I would look at the person speaking, or who is about to speak if there is a pause. If I am the one speaking, I look at one person for a few seconds and switch, except I am adressing one of them specifically, then I look at him/her.
If I am talking for a long time, I make open gestures, so I am not unintentionally blocking someone with my arms.
I would try not to talk about one person with the other person, e.g "Hey B do you remember when A messed up XY?", because A would feel left out. If you and another person are talking a lot and the third one is quiet, I would try to invite him, e.g "A, what do you think about XY?"
If giving a speach, I draw an eight with my head(slowly!) so everybody feels invited.
EDIT: So I look at the person speaking, because not looking at him is rude (in my opinion) and the other one will not feel left out, as he can look at the person speaking aswell. If you speak and no one looks at you, you will feel left out and awkward immediately.
If I am the one speaking, switching from one to another is a simple technique, so everybody gets attention, if I adress someone specifically, I look at him, because that undermines my intention to adress him. Supporting your look with your gestures is an easy way, of inviting everyone into the conversation. Imagine your arms draw two lines, and everyone between those lines is part of the conversation.
I am not talking about one person with another one, because he will feel left out very easily, this is based on personal experience (sorry). Inviting someone by adressing him, is my way of giving quiet people a chance to join the conversation, obviously if they do not want to join, do not do it :)

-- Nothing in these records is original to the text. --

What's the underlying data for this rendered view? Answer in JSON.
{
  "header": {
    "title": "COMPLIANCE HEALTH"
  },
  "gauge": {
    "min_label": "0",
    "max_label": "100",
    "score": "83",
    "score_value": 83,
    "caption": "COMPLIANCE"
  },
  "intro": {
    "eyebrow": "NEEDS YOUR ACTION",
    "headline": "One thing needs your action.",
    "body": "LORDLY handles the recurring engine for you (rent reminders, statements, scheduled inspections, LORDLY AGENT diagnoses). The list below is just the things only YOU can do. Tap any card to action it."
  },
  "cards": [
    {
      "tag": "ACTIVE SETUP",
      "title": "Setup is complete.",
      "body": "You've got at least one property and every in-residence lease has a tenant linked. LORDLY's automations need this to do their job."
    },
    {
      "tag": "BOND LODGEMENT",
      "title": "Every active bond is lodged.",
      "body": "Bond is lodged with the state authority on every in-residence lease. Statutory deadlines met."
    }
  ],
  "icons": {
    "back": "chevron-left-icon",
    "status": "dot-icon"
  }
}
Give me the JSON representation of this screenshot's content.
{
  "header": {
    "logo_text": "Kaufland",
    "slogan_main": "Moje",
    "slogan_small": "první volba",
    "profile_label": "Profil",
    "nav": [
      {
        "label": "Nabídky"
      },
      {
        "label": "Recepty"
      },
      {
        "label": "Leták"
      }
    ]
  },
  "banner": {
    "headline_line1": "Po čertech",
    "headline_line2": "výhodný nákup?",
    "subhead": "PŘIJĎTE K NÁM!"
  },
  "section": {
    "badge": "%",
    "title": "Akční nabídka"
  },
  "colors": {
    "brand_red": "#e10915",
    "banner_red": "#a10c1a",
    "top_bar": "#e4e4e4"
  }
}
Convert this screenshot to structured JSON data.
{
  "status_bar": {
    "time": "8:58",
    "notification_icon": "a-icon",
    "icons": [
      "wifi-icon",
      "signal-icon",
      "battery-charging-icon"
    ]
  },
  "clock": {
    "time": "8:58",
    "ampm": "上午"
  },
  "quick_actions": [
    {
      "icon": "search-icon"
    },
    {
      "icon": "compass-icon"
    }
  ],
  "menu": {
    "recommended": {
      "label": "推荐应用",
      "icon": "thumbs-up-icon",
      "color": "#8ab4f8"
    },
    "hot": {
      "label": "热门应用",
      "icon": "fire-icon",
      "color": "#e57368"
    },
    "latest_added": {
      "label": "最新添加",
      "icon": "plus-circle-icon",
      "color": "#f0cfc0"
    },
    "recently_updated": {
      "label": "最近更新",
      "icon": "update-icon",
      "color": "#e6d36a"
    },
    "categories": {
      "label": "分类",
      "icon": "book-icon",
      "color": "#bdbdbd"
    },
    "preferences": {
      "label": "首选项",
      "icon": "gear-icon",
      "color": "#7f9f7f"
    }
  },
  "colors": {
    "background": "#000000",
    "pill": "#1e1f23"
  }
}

Drawing an eight is just one way to ensure, to look at the whole crowd. It does not matter if there are two or two hundred. If you draw an eight, you look at the center and each corner and your head moves smoothly. Same thought process when talking to two people and looking at everyone for a few seconds.